  • Every video that is on a public accommodation’s website has to be accessible to people with disabilities, even if it is not closely related to the public accommodation’s core business. DOJ said the universities have an obligation to make their “online programming” accessible. DOJ defined “online programming” to include free online videos and audio files that are not only courses or educational lectures but also “topics of general interest.” DOJ did say that the universities could try to prove that providing accessible videos is an “undue burden” or would fundamentally alter the nature of the goods and services they provide, but this would be a fact-intensive issue which would have to be resolved much later in the case.
  • A public accommodation has an obligation to ensure that the content of its videos is accessible to every person with a disability in the public at large, not just individuals who are customers or potential customers. For the universities, this means that the obligation goes beyond providing access for people who have some connection to them (e.g.,  students, potential students, etc.). 

We should point out that DOJ did not specifically state that access to online videos must be provided through closed captioning. Thus, it is at least conceivable that the videos could be made accessible in some other manner. However, as a practical matter, there are few other options for providing the deaf and hard of hearing access to audio content that is on a video and the NAD is demanding captioning in the lawsuits. In addition, DOJ did not say whether it expected all videos to be captioned before they are posted, or whether captioning (or some other means of access) can be provided after a deaf person makes a request. 

The Far Reaching Implications.

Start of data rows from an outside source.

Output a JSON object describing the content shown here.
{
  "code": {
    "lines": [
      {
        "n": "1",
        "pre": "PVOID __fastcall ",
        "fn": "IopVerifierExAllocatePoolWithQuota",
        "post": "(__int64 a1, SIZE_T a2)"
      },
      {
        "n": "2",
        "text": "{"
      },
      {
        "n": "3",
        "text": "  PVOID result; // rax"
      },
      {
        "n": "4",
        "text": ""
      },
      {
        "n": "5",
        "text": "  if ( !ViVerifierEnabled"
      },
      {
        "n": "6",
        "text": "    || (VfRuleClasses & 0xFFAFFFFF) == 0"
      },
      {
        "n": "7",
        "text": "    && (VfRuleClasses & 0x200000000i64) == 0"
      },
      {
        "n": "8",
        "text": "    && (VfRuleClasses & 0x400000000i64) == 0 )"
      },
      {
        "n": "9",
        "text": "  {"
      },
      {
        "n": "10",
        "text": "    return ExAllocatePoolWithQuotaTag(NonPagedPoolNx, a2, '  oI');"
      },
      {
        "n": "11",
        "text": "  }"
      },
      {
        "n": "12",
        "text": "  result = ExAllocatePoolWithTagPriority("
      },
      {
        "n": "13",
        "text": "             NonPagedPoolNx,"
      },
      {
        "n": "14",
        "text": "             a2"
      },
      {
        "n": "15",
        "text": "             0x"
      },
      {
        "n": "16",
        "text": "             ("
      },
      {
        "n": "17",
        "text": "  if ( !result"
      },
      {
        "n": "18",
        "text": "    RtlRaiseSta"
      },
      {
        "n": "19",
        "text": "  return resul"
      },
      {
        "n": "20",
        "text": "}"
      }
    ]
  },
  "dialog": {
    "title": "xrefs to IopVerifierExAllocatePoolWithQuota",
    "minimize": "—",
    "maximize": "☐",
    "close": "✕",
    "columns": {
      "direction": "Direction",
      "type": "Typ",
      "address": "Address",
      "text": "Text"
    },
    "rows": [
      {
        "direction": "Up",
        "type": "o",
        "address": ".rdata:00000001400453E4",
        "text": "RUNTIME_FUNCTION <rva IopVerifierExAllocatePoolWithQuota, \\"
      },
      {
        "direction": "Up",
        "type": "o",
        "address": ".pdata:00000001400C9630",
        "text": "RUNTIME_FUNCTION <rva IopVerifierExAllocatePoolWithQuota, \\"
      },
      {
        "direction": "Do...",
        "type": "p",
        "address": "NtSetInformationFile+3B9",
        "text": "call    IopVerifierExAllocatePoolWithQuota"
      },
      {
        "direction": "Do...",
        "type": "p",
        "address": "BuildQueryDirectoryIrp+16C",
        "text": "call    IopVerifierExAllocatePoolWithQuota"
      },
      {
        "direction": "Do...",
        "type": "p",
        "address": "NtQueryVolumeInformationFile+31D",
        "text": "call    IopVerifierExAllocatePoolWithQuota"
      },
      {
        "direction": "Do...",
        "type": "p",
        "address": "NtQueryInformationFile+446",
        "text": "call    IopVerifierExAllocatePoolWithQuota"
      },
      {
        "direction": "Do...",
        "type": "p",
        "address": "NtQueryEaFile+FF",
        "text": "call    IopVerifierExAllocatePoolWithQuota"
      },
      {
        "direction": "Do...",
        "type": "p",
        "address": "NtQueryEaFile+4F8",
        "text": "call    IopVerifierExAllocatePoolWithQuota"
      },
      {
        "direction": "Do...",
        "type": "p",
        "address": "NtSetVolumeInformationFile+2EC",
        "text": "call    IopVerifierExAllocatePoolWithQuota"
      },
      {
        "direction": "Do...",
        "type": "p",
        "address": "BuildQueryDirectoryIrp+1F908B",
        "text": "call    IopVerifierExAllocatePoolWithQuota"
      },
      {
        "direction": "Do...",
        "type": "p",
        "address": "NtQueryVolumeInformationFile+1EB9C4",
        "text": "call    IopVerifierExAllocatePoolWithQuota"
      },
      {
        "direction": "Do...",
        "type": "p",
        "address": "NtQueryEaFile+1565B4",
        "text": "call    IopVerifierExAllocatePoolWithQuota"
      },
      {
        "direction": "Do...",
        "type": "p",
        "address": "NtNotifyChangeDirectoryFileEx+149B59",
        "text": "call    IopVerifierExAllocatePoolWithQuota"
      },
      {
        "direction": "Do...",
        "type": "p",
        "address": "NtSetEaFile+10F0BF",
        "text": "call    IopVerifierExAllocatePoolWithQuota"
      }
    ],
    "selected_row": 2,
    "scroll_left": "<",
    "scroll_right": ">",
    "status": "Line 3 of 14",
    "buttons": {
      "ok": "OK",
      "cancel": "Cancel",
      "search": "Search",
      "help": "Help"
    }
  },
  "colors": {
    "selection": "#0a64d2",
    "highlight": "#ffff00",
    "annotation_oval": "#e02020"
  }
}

Although DOJ articulated the above positions in the context of website videos, the principles underlying DOJ’s positions can be applied to everything on a website—not just videos. DOJ’s statements confirm what we always knew based on our ongoing work with the agency on website-related matters: DOJ expects public accommodations to make their websites accessible, even in the absence of even a proposed regulation that would provide public accommodations guidance, through the proper regulatory process, as to what the DOJ considers a legally-compliant “accessible website”.